→ AIM OF THE EXERCISE
How many lines in the data that follows contain the word "PIZZABUN"? Only that number is needed.

[Items from a dataset]
_ _ _ _ _

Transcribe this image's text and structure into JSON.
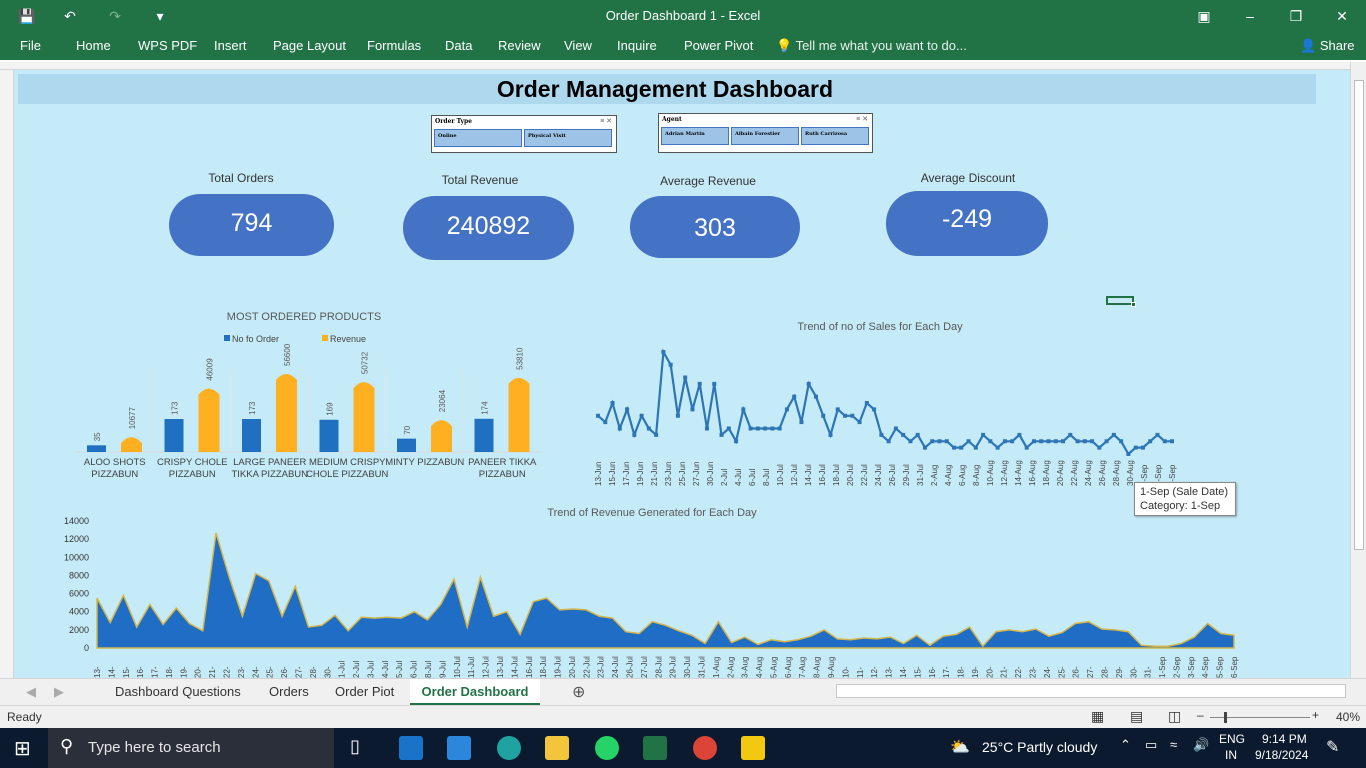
{
  "window": {
    "title": "Order Dashboard 1 - Excel"
  },
  "ribbon": {
    "tabs": [
      "File",
      "Home",
      "WPS PDF",
      "Insert",
      "Page Layout",
      "Formulas",
      "Data",
      "Review",
      "View",
      "Inquire",
      "Power Pivot"
    ],
    "tell_me": "Tell me what you want to do...",
    "share": "Share"
  },
  "dashboard": {
    "title": "Order Management Dashboard",
    "slicers": [
      {
        "header": "Order Type",
        "items": [
          "Online",
          "Physical Visit"
        ]
      },
      {
        "header": "Agent",
        "items": [
          "Adrian Martin",
          "Albain Forestier",
          "Ruth Carrizosa"
        ]
      }
    ],
    "kpis": [
      {
        "label": "Total Orders",
        "value": "794"
      },
      {
        "label": "Total Revenue",
        "value": "240892"
      },
      {
        "label": "Average Revenue",
        "value": "303"
      },
      {
        "label": "Average Discount",
        "value": "-249"
      }
    ]
  },
  "tooltip": {
    "line1": "1-Sep (Sale Date)",
    "line2": "Category: 1-Sep"
  },
  "sheet_tabs": [
    "Dashboard Questions",
    "Orders",
    "Order Piot",
    "Order Dashboard"
  ],
  "status": {
    "ready": "Ready",
    "zoom": "40%"
  },
  "taskbar": {
    "search_placeholder": "Type here to search",
    "weather": "25°C  Partly cloudy",
    "lang1": "ENG",
    "lang2": "IN",
    "time": "9:14 PM",
    "date": "9/18/2024",
    "notif_count": "1"
  },
  "colors": {
    "excel_green": "#217346",
    "kpi_blue": "#4472c4",
    "bar_blue": "#1f70c1",
    "bar_orange": "#ffb020",
    "sheet_bg": "#c5ebf8"
  },
  "chart_data": [
    {
      "type": "bar",
      "title": "MOST ORDERED PRODUCTS",
      "categories": [
        "ALOO SHOTS PIZZABUN",
        "CRISPY CHOLE PIZZABUN",
        "LARGE PANEER TIKKA PIZZABUN",
        "MEDIUM CRISPY CHOLE PIZZABUN",
        "MINTY PIZZABUN",
        "PANEER TIKKA PIZZABUN"
      ],
      "series": [
        {
          "name": "No fo Order",
          "values": [
            35,
            173,
            173,
            169,
            70,
            174
          ]
        },
        {
          "name": "Revenue",
          "values": [
            10677,
            46009,
            56600,
            50732,
            23064,
            53810
          ]
        }
      ],
      "legend": "top"
    },
    {
      "type": "line",
      "title": "Trend of no of Sales for Each Day",
      "x_labels": [
        "13-Jun",
        "15-Jun",
        "17-Jun",
        "19-Jun",
        "21-Jun",
        "23-Jun",
        "25-Jun",
        "27-Jun",
        "30-Jun",
        "2-Jul",
        "4-Jul",
        "6-Jul",
        "8-Jul",
        "10-Jul",
        "12-Jul",
        "14-Jul",
        "16-Jul",
        "18-Jul",
        "20-Jul",
        "22-Jul",
        "24-Jul",
        "26-Jul",
        "29-Jul",
        "31-Jul",
        "2-Aug",
        "4-Aug",
        "6-Aug",
        "8-Aug",
        "10-Aug",
        "12-Aug",
        "14-Aug",
        "16-Aug",
        "18-Aug",
        "20-Aug",
        "22-Aug",
        "24-Aug",
        "26-Aug",
        "28-Aug",
        "30-Aug",
        "1-Sep",
        "3-Sep",
        "5-Sep"
      ],
      "values": [
        6,
        5,
        8,
        4,
        7,
        3,
        6,
        4,
        3,
        16,
        14,
        6,
        12,
        7,
        11,
        4,
        11,
        3,
        4,
        2,
        7,
        4,
        4,
        4,
        4,
        4,
        7,
        9,
        5,
        11,
        9,
        6,
        3,
        7,
        6,
        6,
        5,
        8,
        7,
        3,
        2,
        4,
        3,
        2,
        3,
        1,
        2,
        2,
        2,
        1,
        1,
        2,
        1,
        3,
        2,
        1,
        2,
        2,
        3,
        1,
        2,
        2,
        2,
        2,
        2,
        3,
        2,
        2,
        2,
        1,
        2,
        3,
        2,
        0,
        1,
        1,
        2,
        3,
        2,
        2
      ],
      "grid": false
    },
    {
      "type": "area",
      "title": "Trend of Revenue Generated for Each Day",
      "y_ticks": [
        0,
        2000,
        4000,
        6000,
        8000,
        10000,
        12000,
        14000
      ],
      "ylim": [
        0,
        14000
      ],
      "x_labels": [
        "13-",
        "14-",
        "15-",
        "16-",
        "17-",
        "18-",
        "19-",
        "20-",
        "21-",
        "22-",
        "23-",
        "24-",
        "25-",
        "26-",
        "27-",
        "28-",
        "30-",
        "1-Jul",
        "2-Jul",
        "3-Jul",
        "4-Jul",
        "5-Jul",
        "6-Jul",
        "8-Jul",
        "9-Jul",
        "10-Jul",
        "11-Jul",
        "12-Jul",
        "13-Jul",
        "14-Jul",
        "16-Jul",
        "18-Jul",
        "19-Jul",
        "20-Jul",
        "22-Jul",
        "23-Jul",
        "24-Jul",
        "26-Jul",
        "27-Jul",
        "28-Jul",
        "29-Jul",
        "30-Jul",
        "31-Jul",
        "1-Aug",
        "2-Aug",
        "3-Aug",
        "4-Aug",
        "5-Aug",
        "6-Aug",
        "7-Aug",
        "8-Aug",
        "9-Aug",
        "10-",
        "11-",
        "12-",
        "13-",
        "14-",
        "15-",
        "16-",
        "17-",
        "18-",
        "19-",
        "20-",
        "21-",
        "22-",
        "23-",
        "24-",
        "25-",
        "26-",
        "27-",
        "28-",
        "29-",
        "30-",
        "31-",
        "1-Sep",
        "2-Sep",
        "3-Sep",
        "4-Sep",
        "5-Sep",
        "6-Sep"
      ],
      "values": [
        5500,
        2800,
        5800,
        2300,
        4800,
        2600,
        4400,
        2700,
        1900,
        12700,
        7800,
        3500,
        8200,
        7400,
        3500,
        6800,
        2300,
        2500,
        3600,
        1900,
        3400,
        3300,
        3400,
        3300,
        4000,
        3100,
        4800,
        7600,
        2300,
        7800,
        3500,
        4000,
        1500,
        5100,
        5500,
        4200,
        4300,
        4200,
        3500,
        3300,
        1800,
        1600,
        2900,
        2500,
        1900,
        1400,
        500,
        2900,
        600,
        1200,
        400,
        900,
        700,
        900,
        1300,
        2000,
        1000,
        900,
        1100,
        1000,
        1200,
        500,
        1400,
        300,
        1300,
        1500,
        2300,
        200,
        1800,
        2000,
        1800,
        2100,
        1300,
        1700,
        2700,
        2900,
        2100,
        2000,
        1800,
        300,
        200,
        200,
        500,
        1200,
        2700,
        1600,
        1400
      ]
    }
  ]
}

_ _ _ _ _

→ RESULT OF THE EXERCISE
6